This book provides a new perspective on Sienese painting after the Black Death, asking how social, religious, and cultural change affect visual imagery and style. Judith Steinhoff demonstrates that Siena's artistic culture of the mid and late fourteenth century was intentionally pluralistic, and t conservative as is often claimed. She shows that Sienese art both before and after the Black Death was the material expression of an artistically sophisticated population that consciously and carefully integrated tradition and change. Promoting both icographic and stylistic pluralism, Sienese patrons furthered their own goals as well as addressed the culture's changing needs. Steinhoff presents both detailed case studies as well as a broader view of trends in artistic practice and patronage. She offers a new approach to interpreting artistic style in the Trecento, arguing that artists and patrons alike understood the potential of style as a vehicle that conveys specific meanings.

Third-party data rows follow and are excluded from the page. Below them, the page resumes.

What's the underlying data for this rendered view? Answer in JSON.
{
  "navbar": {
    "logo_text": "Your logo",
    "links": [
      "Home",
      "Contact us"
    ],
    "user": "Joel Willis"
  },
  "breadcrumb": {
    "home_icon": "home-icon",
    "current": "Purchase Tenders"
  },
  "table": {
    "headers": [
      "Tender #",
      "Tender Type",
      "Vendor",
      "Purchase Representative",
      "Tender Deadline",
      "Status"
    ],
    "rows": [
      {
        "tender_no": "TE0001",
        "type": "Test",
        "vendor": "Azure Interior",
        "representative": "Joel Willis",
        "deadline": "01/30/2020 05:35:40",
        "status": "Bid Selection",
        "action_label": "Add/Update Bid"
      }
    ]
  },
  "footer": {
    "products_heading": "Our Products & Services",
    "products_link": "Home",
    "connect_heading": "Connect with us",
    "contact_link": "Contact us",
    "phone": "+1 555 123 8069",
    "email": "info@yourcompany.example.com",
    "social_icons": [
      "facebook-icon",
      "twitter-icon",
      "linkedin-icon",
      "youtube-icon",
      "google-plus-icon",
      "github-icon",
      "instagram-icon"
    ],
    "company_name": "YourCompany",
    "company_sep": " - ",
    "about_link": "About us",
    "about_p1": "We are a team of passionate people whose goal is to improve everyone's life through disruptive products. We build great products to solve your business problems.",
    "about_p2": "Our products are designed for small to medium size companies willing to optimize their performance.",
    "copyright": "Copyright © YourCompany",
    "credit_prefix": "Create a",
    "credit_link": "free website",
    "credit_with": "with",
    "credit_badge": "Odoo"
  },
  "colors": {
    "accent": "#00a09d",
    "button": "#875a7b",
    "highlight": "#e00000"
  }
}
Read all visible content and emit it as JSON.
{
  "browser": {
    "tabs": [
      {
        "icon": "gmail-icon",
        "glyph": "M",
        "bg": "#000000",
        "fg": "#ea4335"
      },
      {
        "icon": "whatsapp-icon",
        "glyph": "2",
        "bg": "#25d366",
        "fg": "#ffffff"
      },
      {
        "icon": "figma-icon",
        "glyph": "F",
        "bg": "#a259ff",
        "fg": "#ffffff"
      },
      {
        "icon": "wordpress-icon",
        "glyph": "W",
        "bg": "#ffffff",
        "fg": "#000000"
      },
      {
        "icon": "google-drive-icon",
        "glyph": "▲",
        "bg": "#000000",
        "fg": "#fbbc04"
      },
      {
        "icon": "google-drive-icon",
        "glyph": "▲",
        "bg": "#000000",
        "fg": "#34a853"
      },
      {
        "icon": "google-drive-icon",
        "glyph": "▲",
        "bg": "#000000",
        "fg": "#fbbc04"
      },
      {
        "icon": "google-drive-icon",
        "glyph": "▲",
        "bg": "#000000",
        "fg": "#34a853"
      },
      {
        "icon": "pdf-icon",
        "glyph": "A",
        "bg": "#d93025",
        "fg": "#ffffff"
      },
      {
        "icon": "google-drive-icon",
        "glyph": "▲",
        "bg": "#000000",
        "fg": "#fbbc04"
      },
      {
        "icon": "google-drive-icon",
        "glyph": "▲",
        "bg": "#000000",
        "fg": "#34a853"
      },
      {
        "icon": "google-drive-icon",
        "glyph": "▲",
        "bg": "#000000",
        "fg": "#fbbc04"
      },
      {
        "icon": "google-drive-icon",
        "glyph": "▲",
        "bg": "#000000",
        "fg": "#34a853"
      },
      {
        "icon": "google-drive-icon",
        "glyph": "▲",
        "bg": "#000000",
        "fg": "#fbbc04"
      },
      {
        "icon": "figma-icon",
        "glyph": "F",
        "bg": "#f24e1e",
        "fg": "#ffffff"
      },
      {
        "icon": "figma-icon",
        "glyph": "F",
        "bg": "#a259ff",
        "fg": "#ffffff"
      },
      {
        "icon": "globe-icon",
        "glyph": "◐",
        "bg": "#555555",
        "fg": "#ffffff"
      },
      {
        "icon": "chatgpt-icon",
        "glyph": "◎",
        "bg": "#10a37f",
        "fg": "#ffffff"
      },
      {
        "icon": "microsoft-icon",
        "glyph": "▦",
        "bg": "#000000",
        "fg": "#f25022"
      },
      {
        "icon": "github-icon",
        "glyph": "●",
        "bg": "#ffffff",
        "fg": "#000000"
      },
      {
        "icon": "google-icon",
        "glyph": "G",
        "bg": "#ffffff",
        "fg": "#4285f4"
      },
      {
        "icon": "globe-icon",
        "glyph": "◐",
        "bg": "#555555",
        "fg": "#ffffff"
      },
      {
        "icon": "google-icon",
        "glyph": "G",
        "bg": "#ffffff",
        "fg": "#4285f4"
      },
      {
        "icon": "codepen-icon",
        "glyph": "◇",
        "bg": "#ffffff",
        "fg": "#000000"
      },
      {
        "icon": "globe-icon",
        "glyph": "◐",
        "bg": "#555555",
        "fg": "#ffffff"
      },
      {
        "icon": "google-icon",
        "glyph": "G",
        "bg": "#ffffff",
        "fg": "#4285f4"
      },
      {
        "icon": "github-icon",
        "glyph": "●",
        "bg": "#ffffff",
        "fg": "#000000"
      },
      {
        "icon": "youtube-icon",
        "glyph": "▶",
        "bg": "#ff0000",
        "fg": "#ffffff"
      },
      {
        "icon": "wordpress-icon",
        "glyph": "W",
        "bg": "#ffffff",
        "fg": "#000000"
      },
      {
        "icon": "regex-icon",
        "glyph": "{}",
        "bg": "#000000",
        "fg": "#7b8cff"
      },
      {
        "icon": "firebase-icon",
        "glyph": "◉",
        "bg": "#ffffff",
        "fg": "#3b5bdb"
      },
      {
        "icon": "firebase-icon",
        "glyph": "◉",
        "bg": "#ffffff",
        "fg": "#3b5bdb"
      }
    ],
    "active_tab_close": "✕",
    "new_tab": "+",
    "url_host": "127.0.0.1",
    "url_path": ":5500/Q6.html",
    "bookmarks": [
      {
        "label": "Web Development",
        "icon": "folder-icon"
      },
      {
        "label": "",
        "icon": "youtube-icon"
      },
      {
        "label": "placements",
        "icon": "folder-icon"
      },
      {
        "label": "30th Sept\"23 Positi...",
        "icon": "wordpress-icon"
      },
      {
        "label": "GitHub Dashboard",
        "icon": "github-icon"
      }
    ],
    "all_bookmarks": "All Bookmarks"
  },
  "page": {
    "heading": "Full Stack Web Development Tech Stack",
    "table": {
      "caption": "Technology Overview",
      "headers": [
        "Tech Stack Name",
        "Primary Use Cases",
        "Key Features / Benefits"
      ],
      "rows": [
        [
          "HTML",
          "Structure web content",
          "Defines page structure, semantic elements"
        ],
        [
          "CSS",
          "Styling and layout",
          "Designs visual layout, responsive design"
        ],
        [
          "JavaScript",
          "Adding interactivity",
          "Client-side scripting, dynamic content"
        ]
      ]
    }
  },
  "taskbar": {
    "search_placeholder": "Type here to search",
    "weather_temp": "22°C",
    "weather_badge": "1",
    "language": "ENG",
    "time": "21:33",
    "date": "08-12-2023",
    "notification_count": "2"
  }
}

Judith Steinhoff is Assistant Professor of Art History at the University of Houston. She has contributed to Renaissance Studies, Zeitschrift fur Kunstgeschicte, and The Art Bulletin.